WASHINGTON — Money keeping Virginia’s transit systems from falling apart is set to drop by more than 40 percent over the next three years, and a state panel is preparing to recommend increasing the regional gas tax or other taxes to close the gap.
“By 2020, we are not going to be able to continue to meet just the state of good repair needs for what we have today, not even talking about new capacity at all,” said Jennifer Mitchell, director of the Virginia Department of Rail & Public Transportation.
It could have a big impact in Northern Virginia, where the state spends more than 90 percent of its transit capital money.
The department’s Transit Capital Project Revenue Advisory Board met earlier this month, and DRPT Chief Financial Officer Steve Pittard told the Commonwealth Transportation Board that the panel agreed on the need to focus on new funding for transit capital projects.
“We had strong feedback that it should include regional options, including the regional gas tax,” he said.
The money would fill the gap left by capital revenue bonds, which the state can no longer issue because it will soon hit a cap under state law.
The bonds are backed by smaller insurance premiums that could close some of the hole.
The outlines of final recommendations are expected by June, but the General Assembly would have to act in order for any tax changes to actually become reality.
“The political will is going to be the critical point,” said Commonwealth Transportation Board member Marty Williams, who also chairs the revenue advisory board.

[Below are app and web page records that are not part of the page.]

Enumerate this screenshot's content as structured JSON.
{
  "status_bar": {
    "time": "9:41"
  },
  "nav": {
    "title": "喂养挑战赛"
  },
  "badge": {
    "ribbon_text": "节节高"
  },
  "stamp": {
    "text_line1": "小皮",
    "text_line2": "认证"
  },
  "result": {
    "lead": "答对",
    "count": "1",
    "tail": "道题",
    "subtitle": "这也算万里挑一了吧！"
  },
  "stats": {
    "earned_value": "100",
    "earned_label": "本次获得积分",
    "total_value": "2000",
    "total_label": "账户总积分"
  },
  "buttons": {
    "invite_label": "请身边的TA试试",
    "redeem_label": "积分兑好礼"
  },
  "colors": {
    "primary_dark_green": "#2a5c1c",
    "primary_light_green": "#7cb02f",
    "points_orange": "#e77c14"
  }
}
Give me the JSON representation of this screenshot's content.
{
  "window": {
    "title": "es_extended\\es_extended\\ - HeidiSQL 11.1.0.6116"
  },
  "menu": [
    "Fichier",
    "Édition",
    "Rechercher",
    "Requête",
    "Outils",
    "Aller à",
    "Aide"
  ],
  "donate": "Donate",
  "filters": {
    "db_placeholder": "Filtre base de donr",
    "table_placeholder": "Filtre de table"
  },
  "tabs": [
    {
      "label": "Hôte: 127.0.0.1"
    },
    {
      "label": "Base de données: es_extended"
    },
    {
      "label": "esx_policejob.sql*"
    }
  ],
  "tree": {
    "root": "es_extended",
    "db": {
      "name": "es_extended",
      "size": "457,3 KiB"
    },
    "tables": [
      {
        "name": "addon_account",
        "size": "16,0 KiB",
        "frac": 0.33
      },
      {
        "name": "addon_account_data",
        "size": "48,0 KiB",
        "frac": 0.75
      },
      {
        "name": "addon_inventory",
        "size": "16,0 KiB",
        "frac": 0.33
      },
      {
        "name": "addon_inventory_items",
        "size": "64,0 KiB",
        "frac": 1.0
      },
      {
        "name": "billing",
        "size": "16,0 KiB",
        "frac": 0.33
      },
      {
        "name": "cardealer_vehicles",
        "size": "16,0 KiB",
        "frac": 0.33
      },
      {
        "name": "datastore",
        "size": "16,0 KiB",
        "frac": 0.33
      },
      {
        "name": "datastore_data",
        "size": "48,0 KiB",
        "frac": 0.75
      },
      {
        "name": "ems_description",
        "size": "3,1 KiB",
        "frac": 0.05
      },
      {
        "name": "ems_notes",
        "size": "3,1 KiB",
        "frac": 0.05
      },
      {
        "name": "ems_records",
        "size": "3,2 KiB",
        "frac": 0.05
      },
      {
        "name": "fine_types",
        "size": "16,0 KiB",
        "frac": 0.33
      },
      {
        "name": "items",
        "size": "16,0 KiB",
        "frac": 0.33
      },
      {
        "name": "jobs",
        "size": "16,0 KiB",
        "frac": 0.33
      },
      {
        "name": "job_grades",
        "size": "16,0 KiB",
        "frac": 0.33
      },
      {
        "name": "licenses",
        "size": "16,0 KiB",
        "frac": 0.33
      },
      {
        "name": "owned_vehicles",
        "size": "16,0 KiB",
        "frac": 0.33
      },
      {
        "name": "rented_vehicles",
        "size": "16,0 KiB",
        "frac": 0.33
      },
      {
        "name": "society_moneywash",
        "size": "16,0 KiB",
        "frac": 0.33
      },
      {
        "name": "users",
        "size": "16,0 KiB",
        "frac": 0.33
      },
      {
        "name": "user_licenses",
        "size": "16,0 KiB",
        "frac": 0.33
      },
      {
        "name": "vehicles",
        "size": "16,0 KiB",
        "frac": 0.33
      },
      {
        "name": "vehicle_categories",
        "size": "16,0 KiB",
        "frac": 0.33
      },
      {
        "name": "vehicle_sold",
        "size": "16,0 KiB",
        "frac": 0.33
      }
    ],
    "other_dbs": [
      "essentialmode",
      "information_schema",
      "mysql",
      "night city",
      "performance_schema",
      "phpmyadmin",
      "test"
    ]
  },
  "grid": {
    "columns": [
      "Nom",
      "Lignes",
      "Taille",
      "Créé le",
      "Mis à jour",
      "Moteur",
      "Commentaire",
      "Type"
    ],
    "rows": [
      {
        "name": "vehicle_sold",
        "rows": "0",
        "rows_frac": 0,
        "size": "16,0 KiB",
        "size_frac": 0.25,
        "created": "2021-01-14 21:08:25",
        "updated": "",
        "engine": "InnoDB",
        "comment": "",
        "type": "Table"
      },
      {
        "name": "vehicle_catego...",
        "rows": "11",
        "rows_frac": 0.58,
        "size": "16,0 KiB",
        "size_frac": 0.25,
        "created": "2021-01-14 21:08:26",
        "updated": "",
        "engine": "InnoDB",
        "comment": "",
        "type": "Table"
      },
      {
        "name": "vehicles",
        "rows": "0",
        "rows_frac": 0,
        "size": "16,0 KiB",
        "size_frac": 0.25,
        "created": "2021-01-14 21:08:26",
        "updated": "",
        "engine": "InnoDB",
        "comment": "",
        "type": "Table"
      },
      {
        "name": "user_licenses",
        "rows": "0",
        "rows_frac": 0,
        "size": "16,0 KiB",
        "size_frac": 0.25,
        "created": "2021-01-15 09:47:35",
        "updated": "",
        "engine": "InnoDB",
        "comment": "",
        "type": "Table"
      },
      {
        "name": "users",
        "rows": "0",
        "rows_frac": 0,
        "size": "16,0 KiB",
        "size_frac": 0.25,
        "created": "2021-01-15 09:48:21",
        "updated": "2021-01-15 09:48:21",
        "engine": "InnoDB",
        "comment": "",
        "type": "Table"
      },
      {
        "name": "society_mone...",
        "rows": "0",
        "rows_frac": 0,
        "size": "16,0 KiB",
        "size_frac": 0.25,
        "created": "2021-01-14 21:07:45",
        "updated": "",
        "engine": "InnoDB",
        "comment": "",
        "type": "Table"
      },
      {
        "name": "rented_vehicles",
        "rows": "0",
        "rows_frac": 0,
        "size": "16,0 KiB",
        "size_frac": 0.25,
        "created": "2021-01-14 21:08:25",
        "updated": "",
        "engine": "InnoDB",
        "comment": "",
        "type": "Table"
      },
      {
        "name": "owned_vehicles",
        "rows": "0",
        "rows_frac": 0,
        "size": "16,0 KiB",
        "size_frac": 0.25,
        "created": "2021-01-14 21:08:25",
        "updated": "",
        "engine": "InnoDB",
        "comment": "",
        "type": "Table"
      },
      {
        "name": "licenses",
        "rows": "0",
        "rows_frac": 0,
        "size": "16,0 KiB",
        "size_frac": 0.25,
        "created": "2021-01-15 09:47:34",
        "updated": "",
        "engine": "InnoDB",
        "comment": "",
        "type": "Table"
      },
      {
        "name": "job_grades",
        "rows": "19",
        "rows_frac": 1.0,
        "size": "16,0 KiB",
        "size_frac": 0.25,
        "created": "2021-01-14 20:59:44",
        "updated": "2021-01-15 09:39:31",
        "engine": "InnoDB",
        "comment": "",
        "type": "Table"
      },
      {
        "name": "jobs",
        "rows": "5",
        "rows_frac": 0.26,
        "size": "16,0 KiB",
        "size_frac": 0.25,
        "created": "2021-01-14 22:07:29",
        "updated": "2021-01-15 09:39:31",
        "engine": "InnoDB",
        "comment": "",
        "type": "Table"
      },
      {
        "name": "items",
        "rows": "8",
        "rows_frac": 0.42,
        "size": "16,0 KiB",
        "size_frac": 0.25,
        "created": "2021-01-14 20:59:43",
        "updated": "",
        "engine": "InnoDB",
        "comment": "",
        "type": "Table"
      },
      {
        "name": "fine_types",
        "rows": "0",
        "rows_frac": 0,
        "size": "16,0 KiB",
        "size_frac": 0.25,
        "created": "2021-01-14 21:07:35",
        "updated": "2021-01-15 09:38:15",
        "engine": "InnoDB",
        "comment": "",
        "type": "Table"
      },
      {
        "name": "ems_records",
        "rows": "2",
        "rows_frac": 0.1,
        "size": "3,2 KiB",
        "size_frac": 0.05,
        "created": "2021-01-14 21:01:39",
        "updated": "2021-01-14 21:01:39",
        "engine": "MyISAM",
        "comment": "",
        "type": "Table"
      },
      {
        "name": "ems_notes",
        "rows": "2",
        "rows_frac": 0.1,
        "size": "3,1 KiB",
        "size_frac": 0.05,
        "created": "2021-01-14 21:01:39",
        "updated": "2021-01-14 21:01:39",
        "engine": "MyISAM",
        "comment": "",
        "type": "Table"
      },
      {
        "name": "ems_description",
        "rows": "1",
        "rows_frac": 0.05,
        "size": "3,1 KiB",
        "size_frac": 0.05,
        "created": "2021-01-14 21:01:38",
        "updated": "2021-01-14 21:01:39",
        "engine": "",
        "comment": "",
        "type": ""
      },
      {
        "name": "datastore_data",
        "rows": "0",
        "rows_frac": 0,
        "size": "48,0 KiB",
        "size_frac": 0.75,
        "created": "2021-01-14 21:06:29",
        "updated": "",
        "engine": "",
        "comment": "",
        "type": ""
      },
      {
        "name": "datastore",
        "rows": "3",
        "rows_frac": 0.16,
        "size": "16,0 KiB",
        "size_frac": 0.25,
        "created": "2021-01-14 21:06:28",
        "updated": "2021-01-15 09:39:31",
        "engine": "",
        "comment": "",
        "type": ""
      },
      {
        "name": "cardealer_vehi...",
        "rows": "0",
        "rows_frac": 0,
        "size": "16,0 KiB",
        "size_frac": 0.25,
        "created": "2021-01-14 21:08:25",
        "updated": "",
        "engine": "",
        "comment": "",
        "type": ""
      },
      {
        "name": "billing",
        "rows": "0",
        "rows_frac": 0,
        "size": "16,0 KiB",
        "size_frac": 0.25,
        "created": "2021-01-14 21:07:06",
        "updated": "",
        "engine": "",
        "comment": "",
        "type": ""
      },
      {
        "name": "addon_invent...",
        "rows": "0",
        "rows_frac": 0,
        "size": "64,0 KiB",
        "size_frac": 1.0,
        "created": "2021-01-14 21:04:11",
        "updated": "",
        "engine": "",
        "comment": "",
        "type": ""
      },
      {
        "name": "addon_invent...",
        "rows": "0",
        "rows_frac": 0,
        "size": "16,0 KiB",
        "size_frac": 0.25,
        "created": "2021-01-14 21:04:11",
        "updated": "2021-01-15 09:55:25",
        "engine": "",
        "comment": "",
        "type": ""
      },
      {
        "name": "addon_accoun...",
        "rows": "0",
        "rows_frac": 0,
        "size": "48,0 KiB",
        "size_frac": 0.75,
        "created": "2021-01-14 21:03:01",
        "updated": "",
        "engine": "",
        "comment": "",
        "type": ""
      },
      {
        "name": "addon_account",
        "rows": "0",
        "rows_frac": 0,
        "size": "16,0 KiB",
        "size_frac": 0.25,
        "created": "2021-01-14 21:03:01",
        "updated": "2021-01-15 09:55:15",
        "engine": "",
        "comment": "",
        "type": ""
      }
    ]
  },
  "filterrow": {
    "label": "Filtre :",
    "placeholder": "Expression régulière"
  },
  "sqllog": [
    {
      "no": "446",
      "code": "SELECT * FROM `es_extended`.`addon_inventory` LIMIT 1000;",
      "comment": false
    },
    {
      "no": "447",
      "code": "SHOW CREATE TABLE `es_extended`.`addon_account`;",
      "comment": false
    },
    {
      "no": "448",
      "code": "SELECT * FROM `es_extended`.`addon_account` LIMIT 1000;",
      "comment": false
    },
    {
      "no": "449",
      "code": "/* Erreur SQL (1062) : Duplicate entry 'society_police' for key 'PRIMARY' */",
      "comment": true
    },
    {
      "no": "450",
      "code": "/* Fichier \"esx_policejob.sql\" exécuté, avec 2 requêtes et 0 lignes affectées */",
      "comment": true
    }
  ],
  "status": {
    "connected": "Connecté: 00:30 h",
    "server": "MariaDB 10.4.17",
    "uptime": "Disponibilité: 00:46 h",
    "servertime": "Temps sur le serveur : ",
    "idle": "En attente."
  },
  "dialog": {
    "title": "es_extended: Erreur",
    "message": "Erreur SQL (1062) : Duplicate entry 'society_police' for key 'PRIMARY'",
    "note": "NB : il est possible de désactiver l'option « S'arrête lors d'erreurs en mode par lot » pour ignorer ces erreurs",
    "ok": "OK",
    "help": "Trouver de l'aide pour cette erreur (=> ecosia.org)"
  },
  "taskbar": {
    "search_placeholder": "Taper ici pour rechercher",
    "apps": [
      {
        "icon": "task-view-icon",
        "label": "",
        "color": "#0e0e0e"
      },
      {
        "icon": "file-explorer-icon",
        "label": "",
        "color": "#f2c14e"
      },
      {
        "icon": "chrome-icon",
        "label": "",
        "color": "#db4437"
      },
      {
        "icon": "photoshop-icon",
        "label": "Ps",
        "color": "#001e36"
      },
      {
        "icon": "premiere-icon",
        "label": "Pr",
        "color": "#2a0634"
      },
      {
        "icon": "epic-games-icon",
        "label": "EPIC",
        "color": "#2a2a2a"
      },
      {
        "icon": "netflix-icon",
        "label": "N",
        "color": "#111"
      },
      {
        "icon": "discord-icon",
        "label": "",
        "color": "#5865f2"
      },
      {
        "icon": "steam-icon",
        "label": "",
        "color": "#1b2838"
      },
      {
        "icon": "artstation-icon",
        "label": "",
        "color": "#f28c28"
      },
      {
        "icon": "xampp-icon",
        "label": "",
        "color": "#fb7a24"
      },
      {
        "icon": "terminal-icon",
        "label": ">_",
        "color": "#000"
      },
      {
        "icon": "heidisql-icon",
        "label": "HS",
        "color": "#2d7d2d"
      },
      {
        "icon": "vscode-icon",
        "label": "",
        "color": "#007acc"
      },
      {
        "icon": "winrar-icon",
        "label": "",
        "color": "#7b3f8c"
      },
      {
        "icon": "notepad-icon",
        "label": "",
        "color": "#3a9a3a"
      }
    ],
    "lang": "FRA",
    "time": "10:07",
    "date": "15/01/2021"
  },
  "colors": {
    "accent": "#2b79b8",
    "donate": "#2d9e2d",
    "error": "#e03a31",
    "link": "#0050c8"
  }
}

“The report … is not going to tell the legislature, ‘You need to raise all these taxes and get off your duff and fund these things.’ … We recognize the fact that the discretion is in the legislature,” Williams said.
The panel is clear that any tax increases should be in areas related to transportation.
“I know it’s going to be a tough sell at the General Assembly, but our job is to show them where the money could come from, what’s the most consistent revenue source, what could you depend on year to year,” Williams said.
“This $110 million hole is a huge wakeup call. … If we don’t fill that, we can’t even maintain what we’re doing now,” he added.
The funding shortfall could be even larger if Federal Transit Administration support for the state slips from what has been relatively consistent levels.
The forecast conservatively accounts for the possibility that the federal government’s special $150 million-per-year, 10-year capital contribution to Metro is not renewed by the Republican-led Congress.
With the election in November, a new governor will take office in January just before the General Assembly convenes, and Williams frames transit upkeep as an economic issue for Gov. Terry McAuliffe’s successor.
“And if anybody running for governor or office out there is talking about jobs and talking about economic development in Virginia, you have your head in the sand if you don’t think any of these companies, especially now — even more so now than ever – are looking in areas to locate that don’t have transit options,” Williams said.
“There’s a lot of things up in the air,” Virginia Transportation Secretary Aubrey Layne said.
“It’s going to be a big decision for the commonwealth, and the new governor is going to have to deal with transit, and primarily WMATA, but this is going to be key as to how that problem is solved from the commonwealth’s perspective because of our funding needs.”